TASK DESCRIPTION: Any image in the records is to be skipped; everything else should be reproduced exactly.

MATERIAL SHOWN:
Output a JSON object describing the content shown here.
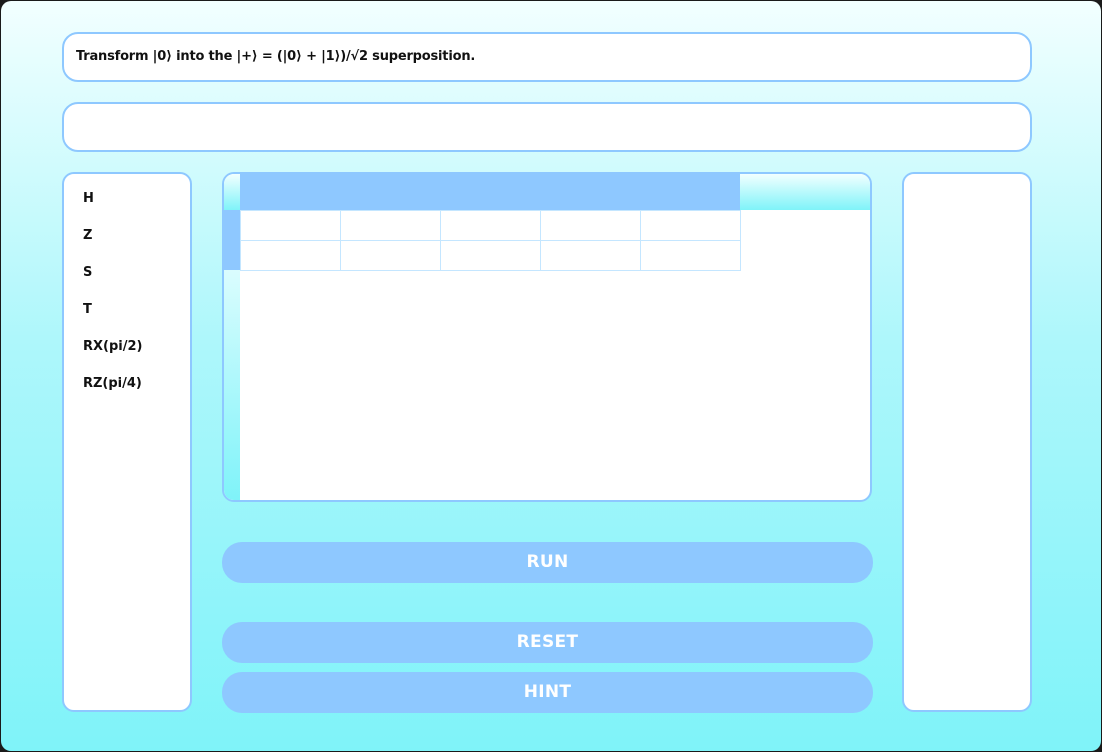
{
  "task": {
    "text": "Transform |0⟩ into the |+⟩ = (|0⟩ + |1⟩)/√2 superposition."
  },
  "message": {
    "text": ""
  },
  "gates": [
    {
      "label": "H"
    },
    {
      "label": "Z"
    },
    {
      "label": "S"
    },
    {
      "label": "T"
    },
    {
      "label": "RX(pi/2)"
    },
    {
      "label": "RZ(pi/4)"
    }
  ],
  "buttons": {
    "run": "RUN",
    "reset": "RESET",
    "hint": "HINT"
  },
  "colors": {
    "accent": "#8ec8ff",
    "panel_border": "#8ec8ff",
    "button_text": "#ffffff"
  }
}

RESPONSE AREA:
Output a JSON object describing the content shown here.
{
  "task": {
    "text": "Transform |0⟩ into the |+⟩ = (|0⟩ + |1⟩)/√2 superposition."
  },
  "message": {
    "text": ""
  },
  "gates": [
    {
      "label": "H"
    },
    {
      "label": "Z"
    },
    {
      "label": "S"
    },
    {
      "label": "T"
    },
    {
      "label": "RX(pi/2)"
    },
    {
      "label": "RZ(pi/4)"
    }
  ],
  "buttons": {
    "run": "RUN",
    "reset": "RESET",
    "hint": "HINT"
  },
  "colors": {
    "accent": "#8ec8ff",
    "panel_border": "#8ec8ff",
    "button_text": "#ffffff"
  }
}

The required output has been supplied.